The North Platte City Council approved a zoning change on second reading Tuesday to allow a crematorium to be located on the east edge of the city, off Philip Ave.Councilman Andrew Lee asked Zoning Administrator Judy Clark if she’d had any complaints. Clark said she had one inquiry, and gave the person who inquired all the information the council was provided.
Councilman Jim Nisley said he’d had two complaints and said he’d also shared that information. He asked Clark to clarify -- the issue before the council is the zoning change, not the crematorium per se.
“Before the crematorium could be completed, it would still need a city building permit and meet other requirements, is that right?” Nisley asked.
Clark said yes.

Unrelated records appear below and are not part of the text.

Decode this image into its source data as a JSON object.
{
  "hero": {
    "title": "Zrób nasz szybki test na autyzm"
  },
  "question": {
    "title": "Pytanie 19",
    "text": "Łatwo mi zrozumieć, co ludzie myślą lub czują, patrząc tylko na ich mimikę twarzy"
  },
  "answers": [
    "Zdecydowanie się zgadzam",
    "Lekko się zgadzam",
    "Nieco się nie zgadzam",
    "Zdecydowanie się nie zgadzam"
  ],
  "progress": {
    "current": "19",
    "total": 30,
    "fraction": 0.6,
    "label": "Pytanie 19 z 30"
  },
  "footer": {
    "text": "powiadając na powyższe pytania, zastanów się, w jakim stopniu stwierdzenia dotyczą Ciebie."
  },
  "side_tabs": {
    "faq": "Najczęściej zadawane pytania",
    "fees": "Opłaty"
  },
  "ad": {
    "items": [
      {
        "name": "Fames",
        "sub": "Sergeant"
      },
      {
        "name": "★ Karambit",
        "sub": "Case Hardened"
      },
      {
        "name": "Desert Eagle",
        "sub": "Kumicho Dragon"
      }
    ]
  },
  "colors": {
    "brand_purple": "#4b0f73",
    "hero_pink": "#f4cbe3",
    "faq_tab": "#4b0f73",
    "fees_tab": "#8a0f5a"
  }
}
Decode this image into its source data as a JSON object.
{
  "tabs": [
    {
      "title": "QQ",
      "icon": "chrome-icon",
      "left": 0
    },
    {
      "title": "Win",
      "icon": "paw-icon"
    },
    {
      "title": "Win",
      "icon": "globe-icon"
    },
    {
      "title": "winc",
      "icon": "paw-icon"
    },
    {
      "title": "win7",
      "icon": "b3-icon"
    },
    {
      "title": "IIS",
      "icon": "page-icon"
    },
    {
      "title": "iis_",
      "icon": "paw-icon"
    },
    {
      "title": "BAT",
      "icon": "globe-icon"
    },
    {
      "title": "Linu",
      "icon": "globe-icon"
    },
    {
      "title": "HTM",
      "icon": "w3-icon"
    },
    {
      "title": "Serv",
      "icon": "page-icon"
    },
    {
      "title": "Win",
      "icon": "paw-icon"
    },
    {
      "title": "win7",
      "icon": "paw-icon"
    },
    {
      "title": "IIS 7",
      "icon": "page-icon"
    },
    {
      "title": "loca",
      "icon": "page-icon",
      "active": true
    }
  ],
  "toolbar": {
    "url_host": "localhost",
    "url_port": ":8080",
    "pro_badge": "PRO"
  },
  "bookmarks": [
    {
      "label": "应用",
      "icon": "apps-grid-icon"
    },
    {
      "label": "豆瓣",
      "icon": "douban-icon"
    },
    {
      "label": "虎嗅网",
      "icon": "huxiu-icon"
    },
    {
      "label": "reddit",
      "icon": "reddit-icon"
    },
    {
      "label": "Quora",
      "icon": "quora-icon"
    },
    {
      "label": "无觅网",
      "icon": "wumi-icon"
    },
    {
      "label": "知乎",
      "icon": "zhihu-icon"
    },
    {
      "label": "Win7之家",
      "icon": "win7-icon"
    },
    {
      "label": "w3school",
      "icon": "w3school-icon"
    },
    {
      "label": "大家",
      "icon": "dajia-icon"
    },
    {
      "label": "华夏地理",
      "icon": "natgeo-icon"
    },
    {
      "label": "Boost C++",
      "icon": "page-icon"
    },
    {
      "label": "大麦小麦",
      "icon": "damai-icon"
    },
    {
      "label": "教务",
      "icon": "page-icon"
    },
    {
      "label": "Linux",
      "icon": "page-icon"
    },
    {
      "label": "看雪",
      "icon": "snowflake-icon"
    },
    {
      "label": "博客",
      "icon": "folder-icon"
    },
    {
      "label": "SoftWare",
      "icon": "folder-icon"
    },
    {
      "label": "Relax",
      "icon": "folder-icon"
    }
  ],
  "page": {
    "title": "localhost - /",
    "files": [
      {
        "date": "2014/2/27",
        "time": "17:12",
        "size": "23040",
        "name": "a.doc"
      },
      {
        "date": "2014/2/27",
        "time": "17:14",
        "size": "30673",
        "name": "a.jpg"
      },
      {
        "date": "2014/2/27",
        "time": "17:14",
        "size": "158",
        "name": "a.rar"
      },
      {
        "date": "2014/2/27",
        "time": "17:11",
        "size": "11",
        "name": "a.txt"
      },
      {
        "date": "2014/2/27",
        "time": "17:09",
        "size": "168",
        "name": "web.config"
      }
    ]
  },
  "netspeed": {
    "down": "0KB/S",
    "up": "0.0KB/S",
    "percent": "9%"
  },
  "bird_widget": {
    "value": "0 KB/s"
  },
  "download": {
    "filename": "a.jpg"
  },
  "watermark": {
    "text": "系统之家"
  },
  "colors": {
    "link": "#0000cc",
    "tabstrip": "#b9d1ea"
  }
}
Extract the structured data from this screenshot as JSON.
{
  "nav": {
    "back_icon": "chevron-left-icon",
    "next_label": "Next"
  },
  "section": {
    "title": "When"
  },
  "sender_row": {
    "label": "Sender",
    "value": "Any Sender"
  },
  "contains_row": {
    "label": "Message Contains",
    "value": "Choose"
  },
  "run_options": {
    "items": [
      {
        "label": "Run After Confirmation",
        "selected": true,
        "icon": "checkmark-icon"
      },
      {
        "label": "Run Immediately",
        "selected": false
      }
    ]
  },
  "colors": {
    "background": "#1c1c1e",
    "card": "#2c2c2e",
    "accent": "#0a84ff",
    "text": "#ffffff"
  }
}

Mayor Dwight Livingston said anyone who wanted to address the council could do so, even though the required public hearing was held last week. No one stepped forward.
The council unanimously approved the zoning change, 6-0. Jim Carman and Glenn Petersen were absent.
One more reading is required before the change is final. It will be read again when the council meets again in two weeks.
The land, which is in the southeast corner of Philip and Bicentennial, is currently zoned agricultural. That would change to light industrial, conforming to businesses in the city’s industrial park, which lies directly west of the site.
The crematorium would be inside a properly maintained, eye-appealing 40 x 40 foot building, applicant Troy Douglas has said.
In other action, the council unanimously extended an agreement for pigeon control with the U.S. Department of Agriculture, but not before they asked for more information.
Lee wanted more information about the effectiveness of the program. Hawks said such information is available from the USDA public information office, and he could ask them to come before the council.
Councilman Martin Steinbeck moved to require a semi-annual report as a condition of the contract, and the council approved unanimously.
The cost to the city is $7,500 a year.
During the discussion, City Administrator Jim Hawks said pigeon control is good for the city, so much so that two businesses urged him to extend the contract, even offering to pick up some of the costs. Lee said he’d heard a complaint that a pigeon slowly died on a downtown sidewalk, as though poisoned. Hawks said poison is not being used. The pigeons are trapped instead.
The council not only authorized a grant request for the public transit department, but authorized the purchase of two 12-passenger buses with wheelchair lifts. They did so unanimously, without comment.
The annual cost of the transit system operation is about $870,000, of which the city pays $157,000. The rest is paid with federal and state funds.
The cost of the two new buses will be $120,000, of which the city will pay $12,000. The rest is paid with federal and state funds. The oldest bus in the fleet, a 2003 with 209,000 miles, will be sold, according to council documents.
In other business, the council:
• Approved the appointment of Brock Wurl to the Quality Growth Fund Advisory Committee, replacing Ty Lucas.
• Approved the appointment of Andrea Cuddy to the Lihrary Advlsory Board, replacing Kendall Burns, who resigned. Cuddy’s term runs to 2020.